Taxes Owed on LTD Benefits Depend on Who Pays Premiums, and How
If we pay the premium for employees’ long-term disability (LTD) benefits and they need to use LTD one day, would they owe taxes on the amount they receive?
There are two main types of LTD plans. The first is considered a Group Long-Term Disability Plan (Group LTD). A Group LTD is generally employer-sponsored and covers all eligible employees. You may choose to pay part or all of the premiums for the Group LTD.
Another type of LTD is called an Individual Disability Insurance Policy (IDI). An employee traditionally purchases an IDI policy through an insurance agent, not the employer.

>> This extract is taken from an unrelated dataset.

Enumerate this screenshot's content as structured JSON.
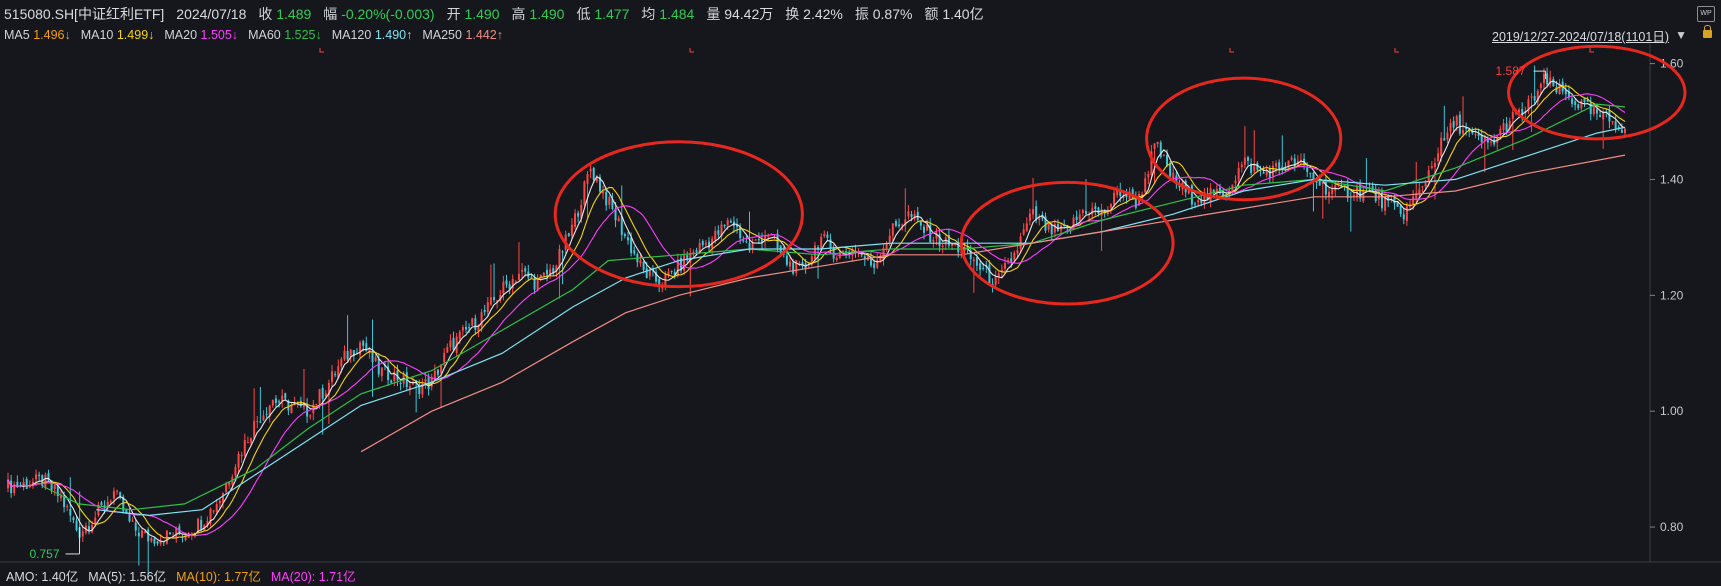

Some employees opt to combine coverage, supplementing the employer-sponsored Group LTD with an IDI policy. Finally, some professional associations offer LTD plans. Examples include AMA- and ADA-sponsored policies available to physicians and dentists.
Every LTD has premiums that someone must pay. The payment for the premiums comes from either pre-tax dollars or post-tax dollars. Pre-tax dollars means income before any deductions for federal, state, and withholding taxes have occurred. Post-tax dollars means income after federal, state, and withholding taxes have been deducted. Whether the premium is paid from pre-tax or post-tax dollars determines the taxation of the LTD benefits.
If you pay 100 percent of the premium, 100 percent of the LTD benefit is taxable to the employee. If you pay only a portion of the premium and the employee pays the balance with post-tax dollars, then the LTD benefits are taxable in the same proportion as the percentage of the premium you paid. If you pay only a portion of the premium and the employee pays the remainder with pre-tax dollars through a Section 125 Cafeteria Plan, then the LTD benefits received are 100 percent taxable to the employee.
If you don’t contribute to the premiums and the employee pays the entire premium with post-tax dollars, then the LTD benefits received aren’t taxable. If the employee pays the entire premium with pre-tax dollars and you don’t contribute to the premiums, then the benefits received are 100 percent taxable to the employee.
Under tax regulations, if you pay a percentage of the premium, the percentage is calculated using a three-year average. For a Group LTD policy in force for three or more years, the three-year average equals the three policy years before the calendar year in which the benefits were paid. If the Group LTD is in place for less than three years but more than one year, then the percentage of the premium you pay is based on the actual premiums paid. For a Group LTD policy in place for less than one year, you can use a reasonable estimate of the percentage of the premiums you pay.
To calculate the taxable benefit amount to the employee, multiply the total benefit she received by the three-year average of the percentage of the premium you paid. For example, an employee receives an LTD benefit of $3,000 a month from a Group LTD whereby the premiums were paid by the employer and employee. For the three years before she received the LTD benefit, the employer paid on average 60 percent of the total premium, and she paid the remaining 40 percent in post-tax dollars. Therefore, $1,800 ($3,000 x 60 percent) will be taxable to her. The other $1,200 is not taxable to her because she paid for this portion of the total premium with post-tax dollars.
This article, slightly modified to note recent updates, was featured online in the Wisconsin Employment Law Letter and published by BLR®—Business & Legal Resources. Reproduced here with the permission of BLR®—Business & Legal Resources.